Component data from apps and pages:
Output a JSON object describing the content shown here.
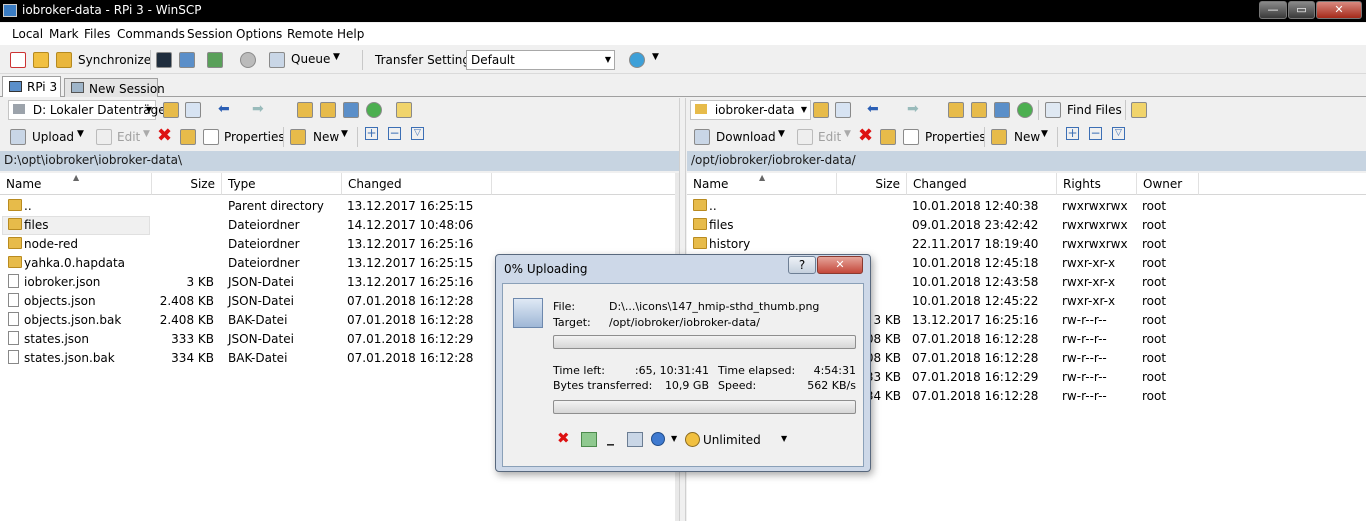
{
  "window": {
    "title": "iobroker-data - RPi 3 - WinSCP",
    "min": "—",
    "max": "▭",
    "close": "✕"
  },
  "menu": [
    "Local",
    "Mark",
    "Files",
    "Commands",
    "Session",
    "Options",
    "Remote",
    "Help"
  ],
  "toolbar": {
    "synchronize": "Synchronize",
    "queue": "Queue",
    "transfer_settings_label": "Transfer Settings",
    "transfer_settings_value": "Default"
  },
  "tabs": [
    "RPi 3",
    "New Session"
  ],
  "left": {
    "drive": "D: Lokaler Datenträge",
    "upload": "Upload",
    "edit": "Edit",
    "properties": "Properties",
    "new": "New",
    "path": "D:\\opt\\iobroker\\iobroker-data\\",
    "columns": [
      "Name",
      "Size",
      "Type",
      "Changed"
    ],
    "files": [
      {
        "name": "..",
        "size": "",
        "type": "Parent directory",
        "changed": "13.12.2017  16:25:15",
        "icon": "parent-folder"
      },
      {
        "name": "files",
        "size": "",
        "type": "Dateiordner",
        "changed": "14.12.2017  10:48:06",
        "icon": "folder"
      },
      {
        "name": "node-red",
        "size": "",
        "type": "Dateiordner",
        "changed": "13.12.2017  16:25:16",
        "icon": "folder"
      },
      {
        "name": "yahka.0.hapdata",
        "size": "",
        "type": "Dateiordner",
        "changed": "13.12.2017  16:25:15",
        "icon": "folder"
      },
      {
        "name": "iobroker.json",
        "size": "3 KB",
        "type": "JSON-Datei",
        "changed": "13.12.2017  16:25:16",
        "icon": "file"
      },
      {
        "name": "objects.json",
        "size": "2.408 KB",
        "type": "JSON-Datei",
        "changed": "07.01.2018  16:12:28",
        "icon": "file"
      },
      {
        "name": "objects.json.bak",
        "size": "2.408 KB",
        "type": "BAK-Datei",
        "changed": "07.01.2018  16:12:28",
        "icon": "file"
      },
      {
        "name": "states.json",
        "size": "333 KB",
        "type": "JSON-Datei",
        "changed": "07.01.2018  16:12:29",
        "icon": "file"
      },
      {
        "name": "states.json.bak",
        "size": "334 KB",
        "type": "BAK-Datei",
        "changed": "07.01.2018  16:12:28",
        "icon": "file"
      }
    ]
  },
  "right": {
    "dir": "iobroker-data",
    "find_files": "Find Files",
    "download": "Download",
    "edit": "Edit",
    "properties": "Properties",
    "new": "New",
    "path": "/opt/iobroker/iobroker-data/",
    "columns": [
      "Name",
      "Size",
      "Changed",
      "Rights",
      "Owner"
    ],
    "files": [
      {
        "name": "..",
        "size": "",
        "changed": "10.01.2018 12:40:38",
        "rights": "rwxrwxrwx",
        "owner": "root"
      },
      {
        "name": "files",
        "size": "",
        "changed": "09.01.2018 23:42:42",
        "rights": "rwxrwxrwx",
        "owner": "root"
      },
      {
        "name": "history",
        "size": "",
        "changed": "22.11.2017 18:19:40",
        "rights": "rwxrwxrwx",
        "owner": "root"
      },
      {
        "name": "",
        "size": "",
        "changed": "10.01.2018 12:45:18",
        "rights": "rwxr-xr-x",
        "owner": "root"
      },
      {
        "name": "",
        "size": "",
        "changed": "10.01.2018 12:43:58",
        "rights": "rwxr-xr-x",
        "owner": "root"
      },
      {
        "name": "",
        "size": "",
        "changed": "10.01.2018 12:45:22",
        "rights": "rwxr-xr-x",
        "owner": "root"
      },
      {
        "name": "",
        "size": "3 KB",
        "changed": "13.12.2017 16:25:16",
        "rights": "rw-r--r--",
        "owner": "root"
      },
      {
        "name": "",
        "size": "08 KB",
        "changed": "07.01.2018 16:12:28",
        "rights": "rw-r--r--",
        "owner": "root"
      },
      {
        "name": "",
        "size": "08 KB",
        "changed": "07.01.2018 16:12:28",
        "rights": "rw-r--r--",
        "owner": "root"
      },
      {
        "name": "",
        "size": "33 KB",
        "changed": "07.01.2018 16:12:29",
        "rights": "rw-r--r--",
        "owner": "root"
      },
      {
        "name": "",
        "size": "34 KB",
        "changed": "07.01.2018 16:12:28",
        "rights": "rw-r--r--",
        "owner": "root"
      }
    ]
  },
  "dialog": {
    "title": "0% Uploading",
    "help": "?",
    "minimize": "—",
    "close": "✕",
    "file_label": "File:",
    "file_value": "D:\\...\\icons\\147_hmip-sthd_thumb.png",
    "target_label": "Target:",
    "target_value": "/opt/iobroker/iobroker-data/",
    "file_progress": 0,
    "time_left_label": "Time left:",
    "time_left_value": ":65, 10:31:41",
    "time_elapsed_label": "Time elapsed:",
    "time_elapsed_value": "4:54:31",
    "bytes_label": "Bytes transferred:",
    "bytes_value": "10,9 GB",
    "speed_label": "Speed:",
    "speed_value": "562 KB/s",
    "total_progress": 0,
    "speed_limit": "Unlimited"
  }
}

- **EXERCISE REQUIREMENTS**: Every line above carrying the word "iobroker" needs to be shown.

- **RESPONSE BELOW**:
    "title": "iobroker-data - RPi 3 - WinSCP",
    "path": "D:\\opt\\iobroker\\iobroker-data\\",
        "name": "iobroker.json",
    "dir": "iobroker-data",
    "path": "/opt/iobroker/iobroker-data/",
    "target_value": "/opt/iobroker/iobroker-data/",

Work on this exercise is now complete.